When I crossed the street was when I saw her. It was her hair that caught my eye. She had just exited the rundown nail salon ran by Vietnamese sisters that was in desperate need of a remodel into this century. She looked at her nails admiringly before she pulled out her phone and snapped a picture of them with her shiny pink iPhone. She was so engrossed with her nails that she didn’t see me gazing at her for longer than I would normally gaze at a girl openly.
Her hair was a gold that shone and sparkled in the sun. It fell midway down her back in waves and swayed as she walked. Most men would probably be focused on her ass as she walked but not me. That hair was mesmerizing. Of course, I glanced at her ass and saw that it was athletic and worthy of a look. But my eyes kept getting drawn back to her hair.
I turned to the window on my left. It was a window to a store filled with antiques that the beach town had collected over the years. While I tried to look interested in costume jewelry draped over red velvet covered armchairs, my peripheral vision strained to see her. She had changed direction and was heading towards me, typing on her phone, oblivious to the world. Her toned legs trailed down out of her maroon skirt as she walked in the sway that caused the river of gold to cascade back and forth.
As she approached the antique store, she looked thoughtfully into the window next to me. She didn’t seem to have a pressing schedule, which was good for me. Her phone was clenched in her right hand. Her nails did look good. There was no ring on her left hand.
She walked to the entrance of the store and tried the door.
“It’ll be open in about 10!”
A man called to her from across the street.
Her voice was assertive and had a slight accent that I couldn’t place. It was magical. I wondered what it would sound like when she was scared.

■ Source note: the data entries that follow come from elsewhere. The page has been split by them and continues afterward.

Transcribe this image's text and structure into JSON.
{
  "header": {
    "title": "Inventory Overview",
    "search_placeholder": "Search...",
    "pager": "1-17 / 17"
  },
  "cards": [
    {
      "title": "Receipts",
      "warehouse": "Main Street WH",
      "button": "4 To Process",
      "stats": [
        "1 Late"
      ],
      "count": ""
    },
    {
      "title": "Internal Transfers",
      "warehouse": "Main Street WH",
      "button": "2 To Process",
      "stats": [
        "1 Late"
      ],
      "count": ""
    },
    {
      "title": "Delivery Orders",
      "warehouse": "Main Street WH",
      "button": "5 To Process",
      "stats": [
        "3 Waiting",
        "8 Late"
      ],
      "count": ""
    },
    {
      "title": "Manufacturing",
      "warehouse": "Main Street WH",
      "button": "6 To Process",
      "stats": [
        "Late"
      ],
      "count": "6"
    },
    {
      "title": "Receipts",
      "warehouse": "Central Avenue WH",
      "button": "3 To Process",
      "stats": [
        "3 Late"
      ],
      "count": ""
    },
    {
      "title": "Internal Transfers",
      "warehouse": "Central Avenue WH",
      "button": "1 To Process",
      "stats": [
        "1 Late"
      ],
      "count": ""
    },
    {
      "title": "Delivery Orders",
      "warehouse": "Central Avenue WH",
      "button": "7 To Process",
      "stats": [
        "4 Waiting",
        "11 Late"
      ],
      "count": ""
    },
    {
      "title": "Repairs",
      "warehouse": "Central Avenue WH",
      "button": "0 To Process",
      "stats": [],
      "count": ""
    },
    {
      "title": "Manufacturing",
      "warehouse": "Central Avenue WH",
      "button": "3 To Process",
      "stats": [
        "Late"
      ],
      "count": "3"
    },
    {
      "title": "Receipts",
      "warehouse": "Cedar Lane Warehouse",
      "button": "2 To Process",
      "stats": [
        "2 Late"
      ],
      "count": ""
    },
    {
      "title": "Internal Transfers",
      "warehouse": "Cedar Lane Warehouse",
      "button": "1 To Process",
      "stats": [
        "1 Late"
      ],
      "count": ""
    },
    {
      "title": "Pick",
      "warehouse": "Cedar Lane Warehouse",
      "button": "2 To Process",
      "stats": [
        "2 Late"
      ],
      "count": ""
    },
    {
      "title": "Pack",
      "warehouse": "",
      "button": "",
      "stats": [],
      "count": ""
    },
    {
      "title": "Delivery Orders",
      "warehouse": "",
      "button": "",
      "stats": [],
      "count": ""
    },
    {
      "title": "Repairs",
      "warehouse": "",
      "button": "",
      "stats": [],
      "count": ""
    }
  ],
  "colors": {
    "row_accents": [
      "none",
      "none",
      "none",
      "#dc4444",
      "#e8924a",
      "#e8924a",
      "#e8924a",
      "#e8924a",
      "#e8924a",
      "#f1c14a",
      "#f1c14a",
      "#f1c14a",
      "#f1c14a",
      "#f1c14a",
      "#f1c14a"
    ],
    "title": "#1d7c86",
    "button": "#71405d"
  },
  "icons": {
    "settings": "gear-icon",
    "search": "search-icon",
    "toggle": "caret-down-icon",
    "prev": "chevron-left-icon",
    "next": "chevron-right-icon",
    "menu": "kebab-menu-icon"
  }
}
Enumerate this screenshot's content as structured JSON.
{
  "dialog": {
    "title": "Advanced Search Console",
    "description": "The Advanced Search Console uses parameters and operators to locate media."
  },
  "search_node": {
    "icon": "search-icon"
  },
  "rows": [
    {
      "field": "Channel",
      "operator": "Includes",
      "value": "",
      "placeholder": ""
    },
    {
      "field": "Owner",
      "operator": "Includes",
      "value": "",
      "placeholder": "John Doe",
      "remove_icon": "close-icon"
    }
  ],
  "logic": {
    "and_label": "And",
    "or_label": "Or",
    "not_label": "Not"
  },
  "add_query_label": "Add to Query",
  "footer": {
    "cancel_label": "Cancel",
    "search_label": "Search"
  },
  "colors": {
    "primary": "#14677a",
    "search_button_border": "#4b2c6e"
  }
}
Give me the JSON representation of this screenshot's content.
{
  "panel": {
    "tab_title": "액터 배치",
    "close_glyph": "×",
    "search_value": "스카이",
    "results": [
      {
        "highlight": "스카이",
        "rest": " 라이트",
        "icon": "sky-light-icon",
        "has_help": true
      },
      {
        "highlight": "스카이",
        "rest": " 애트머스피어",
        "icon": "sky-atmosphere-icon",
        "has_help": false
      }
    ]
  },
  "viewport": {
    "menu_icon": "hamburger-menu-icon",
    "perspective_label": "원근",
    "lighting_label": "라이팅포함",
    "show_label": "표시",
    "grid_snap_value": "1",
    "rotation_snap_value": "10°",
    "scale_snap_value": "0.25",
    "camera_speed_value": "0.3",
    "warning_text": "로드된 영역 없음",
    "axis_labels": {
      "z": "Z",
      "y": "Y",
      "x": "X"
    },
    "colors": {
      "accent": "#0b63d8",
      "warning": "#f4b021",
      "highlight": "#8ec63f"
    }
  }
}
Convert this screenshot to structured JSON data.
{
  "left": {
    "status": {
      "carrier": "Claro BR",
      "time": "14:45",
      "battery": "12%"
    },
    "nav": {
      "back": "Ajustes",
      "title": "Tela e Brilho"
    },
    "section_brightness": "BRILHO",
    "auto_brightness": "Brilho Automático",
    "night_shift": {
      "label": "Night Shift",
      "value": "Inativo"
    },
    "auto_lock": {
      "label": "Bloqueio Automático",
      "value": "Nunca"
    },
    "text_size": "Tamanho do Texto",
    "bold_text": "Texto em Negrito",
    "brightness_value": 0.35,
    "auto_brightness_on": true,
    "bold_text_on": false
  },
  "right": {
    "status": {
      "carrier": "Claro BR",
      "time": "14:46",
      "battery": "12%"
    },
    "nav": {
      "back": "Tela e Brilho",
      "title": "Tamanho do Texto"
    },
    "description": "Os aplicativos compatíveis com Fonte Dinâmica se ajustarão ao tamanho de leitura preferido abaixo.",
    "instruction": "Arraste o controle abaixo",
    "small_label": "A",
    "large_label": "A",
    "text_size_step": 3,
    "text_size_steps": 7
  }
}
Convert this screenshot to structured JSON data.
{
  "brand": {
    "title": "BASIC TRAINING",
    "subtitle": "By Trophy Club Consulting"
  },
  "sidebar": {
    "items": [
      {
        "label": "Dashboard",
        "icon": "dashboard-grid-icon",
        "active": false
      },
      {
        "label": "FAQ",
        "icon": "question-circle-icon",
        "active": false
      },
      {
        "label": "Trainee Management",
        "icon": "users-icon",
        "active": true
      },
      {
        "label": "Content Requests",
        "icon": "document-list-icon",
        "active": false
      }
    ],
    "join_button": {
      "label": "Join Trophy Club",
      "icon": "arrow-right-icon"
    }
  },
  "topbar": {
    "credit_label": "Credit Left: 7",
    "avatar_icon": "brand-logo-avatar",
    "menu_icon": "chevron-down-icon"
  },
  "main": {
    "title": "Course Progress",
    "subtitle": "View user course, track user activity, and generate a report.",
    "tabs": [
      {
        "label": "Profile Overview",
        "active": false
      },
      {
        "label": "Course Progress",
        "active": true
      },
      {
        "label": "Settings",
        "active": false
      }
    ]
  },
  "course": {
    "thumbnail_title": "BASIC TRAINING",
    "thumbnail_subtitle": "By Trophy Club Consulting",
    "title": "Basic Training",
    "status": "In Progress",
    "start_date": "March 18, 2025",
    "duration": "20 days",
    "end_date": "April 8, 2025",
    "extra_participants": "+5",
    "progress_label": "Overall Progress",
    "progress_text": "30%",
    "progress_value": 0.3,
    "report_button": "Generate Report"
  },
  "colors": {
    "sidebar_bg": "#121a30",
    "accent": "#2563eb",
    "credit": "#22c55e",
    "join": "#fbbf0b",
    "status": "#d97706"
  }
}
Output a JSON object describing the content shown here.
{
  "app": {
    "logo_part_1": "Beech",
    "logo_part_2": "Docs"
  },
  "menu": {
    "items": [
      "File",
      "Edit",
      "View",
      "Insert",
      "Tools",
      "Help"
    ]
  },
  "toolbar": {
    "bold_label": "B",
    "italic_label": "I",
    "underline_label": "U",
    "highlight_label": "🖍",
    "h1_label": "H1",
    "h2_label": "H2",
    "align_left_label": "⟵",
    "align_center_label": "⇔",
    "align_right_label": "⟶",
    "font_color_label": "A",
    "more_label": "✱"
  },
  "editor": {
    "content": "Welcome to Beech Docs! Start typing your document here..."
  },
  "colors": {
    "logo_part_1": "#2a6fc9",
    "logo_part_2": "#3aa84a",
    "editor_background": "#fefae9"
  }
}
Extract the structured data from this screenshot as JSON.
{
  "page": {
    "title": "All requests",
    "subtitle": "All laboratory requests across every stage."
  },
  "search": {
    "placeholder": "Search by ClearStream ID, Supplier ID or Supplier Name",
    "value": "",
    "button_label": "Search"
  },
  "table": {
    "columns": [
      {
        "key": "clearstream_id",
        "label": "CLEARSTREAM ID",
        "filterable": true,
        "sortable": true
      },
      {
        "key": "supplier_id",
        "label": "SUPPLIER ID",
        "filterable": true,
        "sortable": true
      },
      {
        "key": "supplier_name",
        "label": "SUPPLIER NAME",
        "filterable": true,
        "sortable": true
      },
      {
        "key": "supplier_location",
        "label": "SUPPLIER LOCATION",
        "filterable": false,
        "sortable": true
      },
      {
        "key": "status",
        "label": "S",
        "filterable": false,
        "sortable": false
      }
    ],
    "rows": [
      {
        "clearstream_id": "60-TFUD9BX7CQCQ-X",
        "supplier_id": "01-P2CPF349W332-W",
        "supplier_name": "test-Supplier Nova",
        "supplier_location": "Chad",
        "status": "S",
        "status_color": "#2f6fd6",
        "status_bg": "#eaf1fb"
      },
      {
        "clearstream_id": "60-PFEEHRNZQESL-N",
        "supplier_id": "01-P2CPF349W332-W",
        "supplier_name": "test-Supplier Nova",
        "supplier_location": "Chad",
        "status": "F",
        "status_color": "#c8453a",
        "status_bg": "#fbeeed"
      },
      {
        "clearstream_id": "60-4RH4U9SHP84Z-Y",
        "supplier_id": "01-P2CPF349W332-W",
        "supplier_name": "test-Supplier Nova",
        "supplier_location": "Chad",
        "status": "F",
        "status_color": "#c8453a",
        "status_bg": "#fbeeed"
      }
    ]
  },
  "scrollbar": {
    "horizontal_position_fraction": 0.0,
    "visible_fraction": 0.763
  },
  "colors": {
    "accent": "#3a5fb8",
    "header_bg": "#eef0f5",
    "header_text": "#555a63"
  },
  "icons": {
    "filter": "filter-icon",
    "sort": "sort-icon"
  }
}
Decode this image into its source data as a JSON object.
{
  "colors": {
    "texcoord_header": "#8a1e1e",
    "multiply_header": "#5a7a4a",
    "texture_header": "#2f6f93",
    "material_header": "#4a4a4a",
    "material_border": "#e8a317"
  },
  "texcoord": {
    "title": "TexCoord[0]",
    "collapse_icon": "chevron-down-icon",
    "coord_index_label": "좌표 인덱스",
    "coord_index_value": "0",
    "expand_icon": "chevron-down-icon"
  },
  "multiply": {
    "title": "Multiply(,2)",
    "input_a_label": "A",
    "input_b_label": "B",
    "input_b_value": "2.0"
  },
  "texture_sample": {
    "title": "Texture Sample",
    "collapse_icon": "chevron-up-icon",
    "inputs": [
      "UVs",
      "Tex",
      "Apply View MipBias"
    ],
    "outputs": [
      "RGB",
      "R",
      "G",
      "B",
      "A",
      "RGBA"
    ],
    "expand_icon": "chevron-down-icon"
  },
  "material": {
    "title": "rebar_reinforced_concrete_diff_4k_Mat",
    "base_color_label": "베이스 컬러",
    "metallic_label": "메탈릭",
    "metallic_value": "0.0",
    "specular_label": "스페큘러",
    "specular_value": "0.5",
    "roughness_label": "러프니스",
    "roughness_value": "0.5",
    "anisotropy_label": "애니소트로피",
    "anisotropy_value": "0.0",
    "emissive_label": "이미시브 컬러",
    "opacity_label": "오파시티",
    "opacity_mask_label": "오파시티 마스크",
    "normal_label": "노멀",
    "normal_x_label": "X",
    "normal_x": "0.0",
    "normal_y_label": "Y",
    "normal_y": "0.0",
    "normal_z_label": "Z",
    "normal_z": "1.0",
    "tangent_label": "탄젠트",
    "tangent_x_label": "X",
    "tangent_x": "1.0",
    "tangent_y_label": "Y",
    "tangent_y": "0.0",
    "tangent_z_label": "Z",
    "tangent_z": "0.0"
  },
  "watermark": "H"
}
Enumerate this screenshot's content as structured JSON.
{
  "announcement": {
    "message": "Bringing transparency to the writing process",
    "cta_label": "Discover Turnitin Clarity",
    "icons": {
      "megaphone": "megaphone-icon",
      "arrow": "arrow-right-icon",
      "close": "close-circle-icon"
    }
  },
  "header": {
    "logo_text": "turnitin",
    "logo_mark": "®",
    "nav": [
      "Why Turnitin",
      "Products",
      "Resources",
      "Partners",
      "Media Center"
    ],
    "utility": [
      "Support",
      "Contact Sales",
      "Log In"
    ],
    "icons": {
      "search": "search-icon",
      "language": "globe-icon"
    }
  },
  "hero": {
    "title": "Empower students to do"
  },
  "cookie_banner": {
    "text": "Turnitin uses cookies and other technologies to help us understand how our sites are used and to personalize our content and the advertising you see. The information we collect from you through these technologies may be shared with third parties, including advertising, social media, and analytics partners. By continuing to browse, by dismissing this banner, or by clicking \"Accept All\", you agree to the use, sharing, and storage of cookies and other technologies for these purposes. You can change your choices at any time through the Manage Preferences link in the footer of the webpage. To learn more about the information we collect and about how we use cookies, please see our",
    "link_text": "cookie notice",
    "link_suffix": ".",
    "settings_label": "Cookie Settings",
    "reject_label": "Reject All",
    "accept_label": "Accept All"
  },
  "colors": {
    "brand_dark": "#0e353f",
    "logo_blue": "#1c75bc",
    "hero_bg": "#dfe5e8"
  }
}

She continued past me and briefly made eye contact as she passed. She looked away rapidly and her demeanor changed. Could she sense me? She quickly ducked into the next shop, a surf shop.
This wouldn’t do.
I looked down at myself. I was dressed adequately for this town full of bums and drugged up hippies. What else could she want?
I walked to my car that had a full view of her chosen hideout store. I would give her time to forget about me, as they always did. The others would briefly recognize me before they fully understood what was happening to them. Maybe girls like her should pay attention to men like me. Maybe they would live.
Fifteen minutes later, my girl had exited the surf shop. She was carrying a wetsuit and had completely forgotten about me as she practically bounced to her car. She got into the vehicle, a blue Jetta, and tossed the wetsuit in the backseat with a nonchalant attitude. She didn’t see me watching as she pulled away.
She didn’t see me pull out after her either. Girls like her are so self centered that they never look around to see the world and how it truly views them. Pretty girls glide through life with no struggles while everyone else scrambles for a gentle smile from them on the streets. I wonder what it must be like to be so free of concern as everything is handed to you.
She pulled into an apartment complex less than three minutes later. The lazy bitch could have walked. I parked close behind her and watched her sway up the steps to her apartment. She glanced down before she went inside and shook her head, tossing the gold back and forth gently.
The door closed.
I turned off my vehicle and got out. I didn’t need a disguise. No one ever remembered me, remember? Peter, the forgotten one. That wasn’t how the Bible put it. My mother would be so ashamed to see how I have soiled my namesake.
I walked up the same steps as she had, but with much less grace, and walked to her doorway. Reaching for the doorknob, I glanced down to see what had caused her to shake her head so gently before she had entered.
It was a pair of children’s shoes.
I couldn’t. Not a mother.
As I walked back down the stairs, I heard her singing happily.
“Come on, baby, don’t fear the reaper…and she ran to him…”